TASK BRIEF:
Every line of the material below that contains the string "value" must appear in the answer.

INPUT DATA below:

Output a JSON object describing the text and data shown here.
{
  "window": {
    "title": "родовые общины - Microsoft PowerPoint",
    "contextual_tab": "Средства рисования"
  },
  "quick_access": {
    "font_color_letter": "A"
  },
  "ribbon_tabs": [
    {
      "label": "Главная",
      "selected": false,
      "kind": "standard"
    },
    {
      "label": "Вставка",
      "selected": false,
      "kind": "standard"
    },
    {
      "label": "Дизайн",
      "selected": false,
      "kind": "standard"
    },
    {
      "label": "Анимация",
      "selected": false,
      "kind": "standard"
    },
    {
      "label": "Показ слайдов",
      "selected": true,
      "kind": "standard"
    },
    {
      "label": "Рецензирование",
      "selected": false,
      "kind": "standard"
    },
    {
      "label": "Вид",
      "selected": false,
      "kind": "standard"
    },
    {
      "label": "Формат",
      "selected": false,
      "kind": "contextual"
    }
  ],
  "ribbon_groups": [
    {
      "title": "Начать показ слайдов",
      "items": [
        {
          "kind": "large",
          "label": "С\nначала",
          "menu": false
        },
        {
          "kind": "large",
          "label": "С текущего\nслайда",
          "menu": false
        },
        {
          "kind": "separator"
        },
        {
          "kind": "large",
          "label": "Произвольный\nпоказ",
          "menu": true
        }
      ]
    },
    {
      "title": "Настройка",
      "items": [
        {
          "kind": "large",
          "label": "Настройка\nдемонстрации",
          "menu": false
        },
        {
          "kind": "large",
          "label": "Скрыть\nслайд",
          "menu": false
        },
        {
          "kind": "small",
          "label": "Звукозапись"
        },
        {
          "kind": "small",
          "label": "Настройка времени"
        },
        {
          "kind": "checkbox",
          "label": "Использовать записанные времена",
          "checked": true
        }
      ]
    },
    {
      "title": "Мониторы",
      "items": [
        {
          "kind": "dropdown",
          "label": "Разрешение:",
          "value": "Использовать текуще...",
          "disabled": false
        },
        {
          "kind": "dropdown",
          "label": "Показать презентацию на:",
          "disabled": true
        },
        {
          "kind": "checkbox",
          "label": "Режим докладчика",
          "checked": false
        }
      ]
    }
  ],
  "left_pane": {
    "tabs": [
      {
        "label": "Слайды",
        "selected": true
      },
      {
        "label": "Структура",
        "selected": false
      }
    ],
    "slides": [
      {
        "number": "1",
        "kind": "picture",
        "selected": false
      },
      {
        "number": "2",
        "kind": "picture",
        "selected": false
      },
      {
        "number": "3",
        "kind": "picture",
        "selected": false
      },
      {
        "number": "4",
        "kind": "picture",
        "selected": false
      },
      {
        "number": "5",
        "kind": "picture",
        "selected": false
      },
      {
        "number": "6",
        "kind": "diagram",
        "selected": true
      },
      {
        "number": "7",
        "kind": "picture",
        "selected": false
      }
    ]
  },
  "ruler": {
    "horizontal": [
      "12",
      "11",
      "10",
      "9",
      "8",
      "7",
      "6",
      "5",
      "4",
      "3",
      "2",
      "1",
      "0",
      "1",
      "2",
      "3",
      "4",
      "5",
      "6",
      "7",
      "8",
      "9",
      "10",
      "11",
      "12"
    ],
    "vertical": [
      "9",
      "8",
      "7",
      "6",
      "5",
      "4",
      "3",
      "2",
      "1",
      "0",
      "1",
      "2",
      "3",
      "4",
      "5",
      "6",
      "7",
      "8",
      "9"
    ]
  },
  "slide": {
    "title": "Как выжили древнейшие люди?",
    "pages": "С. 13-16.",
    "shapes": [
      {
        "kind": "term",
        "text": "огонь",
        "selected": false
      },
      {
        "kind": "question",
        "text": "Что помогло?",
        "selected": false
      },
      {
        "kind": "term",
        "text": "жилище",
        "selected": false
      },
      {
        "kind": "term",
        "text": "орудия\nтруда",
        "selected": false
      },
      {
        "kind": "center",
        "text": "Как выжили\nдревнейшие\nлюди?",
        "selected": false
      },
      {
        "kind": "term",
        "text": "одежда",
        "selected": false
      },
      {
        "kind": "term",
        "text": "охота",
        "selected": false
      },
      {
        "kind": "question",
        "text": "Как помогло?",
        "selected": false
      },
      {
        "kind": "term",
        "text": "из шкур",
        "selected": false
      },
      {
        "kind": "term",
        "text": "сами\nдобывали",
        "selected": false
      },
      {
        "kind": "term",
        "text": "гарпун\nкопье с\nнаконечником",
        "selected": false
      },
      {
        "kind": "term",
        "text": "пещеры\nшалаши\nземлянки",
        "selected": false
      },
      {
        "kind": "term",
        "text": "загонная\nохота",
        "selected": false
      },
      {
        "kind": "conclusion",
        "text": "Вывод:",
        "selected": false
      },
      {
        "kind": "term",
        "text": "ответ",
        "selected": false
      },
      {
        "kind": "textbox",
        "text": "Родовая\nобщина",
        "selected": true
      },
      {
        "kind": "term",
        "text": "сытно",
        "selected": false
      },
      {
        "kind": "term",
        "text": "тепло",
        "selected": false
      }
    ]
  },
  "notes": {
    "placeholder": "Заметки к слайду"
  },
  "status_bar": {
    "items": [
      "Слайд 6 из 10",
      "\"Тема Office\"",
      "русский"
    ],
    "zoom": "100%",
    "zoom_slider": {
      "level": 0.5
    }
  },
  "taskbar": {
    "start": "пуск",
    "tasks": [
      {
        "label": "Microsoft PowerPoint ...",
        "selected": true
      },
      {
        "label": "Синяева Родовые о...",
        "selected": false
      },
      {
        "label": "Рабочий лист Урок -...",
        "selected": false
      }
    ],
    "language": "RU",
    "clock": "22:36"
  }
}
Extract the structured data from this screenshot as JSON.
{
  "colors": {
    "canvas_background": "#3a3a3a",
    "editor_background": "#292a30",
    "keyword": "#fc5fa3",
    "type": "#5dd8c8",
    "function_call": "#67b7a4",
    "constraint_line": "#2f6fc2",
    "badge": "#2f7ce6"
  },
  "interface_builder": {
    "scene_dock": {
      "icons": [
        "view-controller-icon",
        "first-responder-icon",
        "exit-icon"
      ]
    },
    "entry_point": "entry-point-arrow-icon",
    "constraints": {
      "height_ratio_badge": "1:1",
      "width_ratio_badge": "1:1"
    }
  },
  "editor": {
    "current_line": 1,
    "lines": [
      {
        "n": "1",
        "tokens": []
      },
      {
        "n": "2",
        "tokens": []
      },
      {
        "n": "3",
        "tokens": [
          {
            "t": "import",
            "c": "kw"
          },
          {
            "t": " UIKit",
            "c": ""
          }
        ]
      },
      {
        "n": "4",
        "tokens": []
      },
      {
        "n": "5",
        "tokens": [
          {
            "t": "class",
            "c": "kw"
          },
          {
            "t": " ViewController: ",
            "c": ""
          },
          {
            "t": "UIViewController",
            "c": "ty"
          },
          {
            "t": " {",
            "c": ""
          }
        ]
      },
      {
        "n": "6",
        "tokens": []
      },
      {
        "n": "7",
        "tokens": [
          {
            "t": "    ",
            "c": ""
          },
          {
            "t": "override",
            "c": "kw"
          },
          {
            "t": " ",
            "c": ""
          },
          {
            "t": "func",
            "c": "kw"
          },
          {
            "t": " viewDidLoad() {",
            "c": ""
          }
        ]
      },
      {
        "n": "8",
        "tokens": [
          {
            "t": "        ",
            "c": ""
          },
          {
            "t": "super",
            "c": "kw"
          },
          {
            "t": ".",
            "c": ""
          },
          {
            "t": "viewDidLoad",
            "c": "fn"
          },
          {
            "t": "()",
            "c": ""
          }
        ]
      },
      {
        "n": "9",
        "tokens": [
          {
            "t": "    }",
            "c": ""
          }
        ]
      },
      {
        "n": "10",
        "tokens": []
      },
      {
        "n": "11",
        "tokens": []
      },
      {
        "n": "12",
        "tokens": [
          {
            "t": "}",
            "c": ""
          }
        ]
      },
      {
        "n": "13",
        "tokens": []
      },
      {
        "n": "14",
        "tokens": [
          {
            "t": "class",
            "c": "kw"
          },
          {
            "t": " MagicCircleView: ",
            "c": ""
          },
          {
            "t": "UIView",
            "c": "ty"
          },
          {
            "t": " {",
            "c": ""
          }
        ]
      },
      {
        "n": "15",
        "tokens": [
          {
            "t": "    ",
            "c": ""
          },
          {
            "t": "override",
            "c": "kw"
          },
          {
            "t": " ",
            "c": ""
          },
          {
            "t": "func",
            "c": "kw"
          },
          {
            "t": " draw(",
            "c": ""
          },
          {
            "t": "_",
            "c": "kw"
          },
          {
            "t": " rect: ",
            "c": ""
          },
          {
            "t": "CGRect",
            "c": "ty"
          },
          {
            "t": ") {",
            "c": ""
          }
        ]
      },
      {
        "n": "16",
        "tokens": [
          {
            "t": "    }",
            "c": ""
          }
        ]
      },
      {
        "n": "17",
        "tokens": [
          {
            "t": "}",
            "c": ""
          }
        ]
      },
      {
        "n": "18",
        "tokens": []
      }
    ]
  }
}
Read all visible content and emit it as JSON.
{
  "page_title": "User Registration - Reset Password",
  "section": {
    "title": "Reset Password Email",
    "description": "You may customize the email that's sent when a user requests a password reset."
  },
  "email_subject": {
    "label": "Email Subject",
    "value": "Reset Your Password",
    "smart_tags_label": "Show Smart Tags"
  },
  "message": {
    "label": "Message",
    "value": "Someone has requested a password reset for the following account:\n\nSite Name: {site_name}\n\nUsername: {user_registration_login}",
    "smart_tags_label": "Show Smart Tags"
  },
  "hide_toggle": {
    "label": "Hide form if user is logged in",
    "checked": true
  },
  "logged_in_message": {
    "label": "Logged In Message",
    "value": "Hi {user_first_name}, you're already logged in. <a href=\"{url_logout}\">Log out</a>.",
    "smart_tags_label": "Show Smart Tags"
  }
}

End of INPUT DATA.

WRITTEN ANSWER:
          "value": "Использовать текуще...",
    "value": "Reset Your Password",
    "value": "Someone has requested a password reset for the following account:\n\nSite Name: {site_name}\n\nUsername: {user_registration_login}",
    "value": "Hi {user_first_name}, you're already logged in. <a href=\"{url_logout}\">Log out</a>.",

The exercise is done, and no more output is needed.